### SUPPLIED RECORDS ###

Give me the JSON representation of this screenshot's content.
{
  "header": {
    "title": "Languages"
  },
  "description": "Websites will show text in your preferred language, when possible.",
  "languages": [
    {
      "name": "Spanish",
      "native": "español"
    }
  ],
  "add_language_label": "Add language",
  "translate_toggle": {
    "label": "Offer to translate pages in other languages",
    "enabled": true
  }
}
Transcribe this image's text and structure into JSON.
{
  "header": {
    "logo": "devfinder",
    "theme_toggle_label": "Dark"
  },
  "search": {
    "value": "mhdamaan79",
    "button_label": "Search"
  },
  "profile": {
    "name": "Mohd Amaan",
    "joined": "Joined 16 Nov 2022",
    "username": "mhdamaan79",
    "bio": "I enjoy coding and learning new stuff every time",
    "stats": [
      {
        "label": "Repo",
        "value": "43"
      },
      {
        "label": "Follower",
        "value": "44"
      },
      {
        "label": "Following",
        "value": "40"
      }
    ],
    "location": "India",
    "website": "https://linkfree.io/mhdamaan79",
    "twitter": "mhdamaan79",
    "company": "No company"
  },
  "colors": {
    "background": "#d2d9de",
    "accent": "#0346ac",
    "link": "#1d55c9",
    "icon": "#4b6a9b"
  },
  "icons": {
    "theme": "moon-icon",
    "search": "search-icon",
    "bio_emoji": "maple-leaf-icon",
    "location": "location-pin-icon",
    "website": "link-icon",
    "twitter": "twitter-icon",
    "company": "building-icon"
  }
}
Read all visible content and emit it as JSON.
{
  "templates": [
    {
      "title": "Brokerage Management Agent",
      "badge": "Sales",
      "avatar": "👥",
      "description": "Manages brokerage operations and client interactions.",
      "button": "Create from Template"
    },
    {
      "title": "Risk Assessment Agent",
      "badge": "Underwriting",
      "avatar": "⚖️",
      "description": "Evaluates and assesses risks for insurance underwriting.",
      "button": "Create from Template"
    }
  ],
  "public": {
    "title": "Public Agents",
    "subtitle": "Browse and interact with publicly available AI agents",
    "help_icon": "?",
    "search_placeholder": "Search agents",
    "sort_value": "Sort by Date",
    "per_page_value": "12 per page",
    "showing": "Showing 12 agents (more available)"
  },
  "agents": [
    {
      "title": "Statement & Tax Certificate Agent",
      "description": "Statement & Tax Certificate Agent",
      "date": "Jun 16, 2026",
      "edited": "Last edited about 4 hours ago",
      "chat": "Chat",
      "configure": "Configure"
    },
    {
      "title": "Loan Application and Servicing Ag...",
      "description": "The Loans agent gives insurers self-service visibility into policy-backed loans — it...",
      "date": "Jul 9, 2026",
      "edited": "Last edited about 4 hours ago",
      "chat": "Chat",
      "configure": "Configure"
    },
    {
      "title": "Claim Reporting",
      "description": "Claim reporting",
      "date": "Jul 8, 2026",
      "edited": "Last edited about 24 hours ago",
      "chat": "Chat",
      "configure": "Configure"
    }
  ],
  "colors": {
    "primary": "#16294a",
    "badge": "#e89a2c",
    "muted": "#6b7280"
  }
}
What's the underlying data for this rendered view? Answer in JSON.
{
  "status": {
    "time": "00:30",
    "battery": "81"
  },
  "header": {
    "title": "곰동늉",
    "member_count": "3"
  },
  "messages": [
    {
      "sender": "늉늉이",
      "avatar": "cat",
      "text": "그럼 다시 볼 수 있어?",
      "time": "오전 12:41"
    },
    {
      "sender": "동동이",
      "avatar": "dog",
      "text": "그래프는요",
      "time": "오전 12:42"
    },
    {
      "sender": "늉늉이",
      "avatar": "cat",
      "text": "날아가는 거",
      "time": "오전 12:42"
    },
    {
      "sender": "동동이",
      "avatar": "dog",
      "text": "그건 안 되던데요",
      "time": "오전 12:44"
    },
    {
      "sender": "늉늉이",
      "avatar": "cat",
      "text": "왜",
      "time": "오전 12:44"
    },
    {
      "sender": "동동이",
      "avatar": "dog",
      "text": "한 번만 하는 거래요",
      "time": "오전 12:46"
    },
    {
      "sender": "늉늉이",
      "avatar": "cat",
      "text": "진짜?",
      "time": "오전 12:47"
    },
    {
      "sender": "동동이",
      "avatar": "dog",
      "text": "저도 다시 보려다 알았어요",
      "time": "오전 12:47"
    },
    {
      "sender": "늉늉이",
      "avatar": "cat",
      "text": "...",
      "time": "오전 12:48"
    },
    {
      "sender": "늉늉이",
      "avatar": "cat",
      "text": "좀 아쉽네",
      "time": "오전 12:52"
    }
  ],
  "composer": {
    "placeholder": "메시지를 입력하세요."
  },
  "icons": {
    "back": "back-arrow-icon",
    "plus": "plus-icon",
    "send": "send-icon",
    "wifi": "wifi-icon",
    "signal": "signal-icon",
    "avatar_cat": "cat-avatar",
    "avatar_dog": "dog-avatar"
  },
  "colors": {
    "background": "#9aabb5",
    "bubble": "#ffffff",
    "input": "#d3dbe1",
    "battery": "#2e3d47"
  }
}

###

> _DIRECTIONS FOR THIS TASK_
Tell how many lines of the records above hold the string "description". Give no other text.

> _EXERCISE RESULT_
6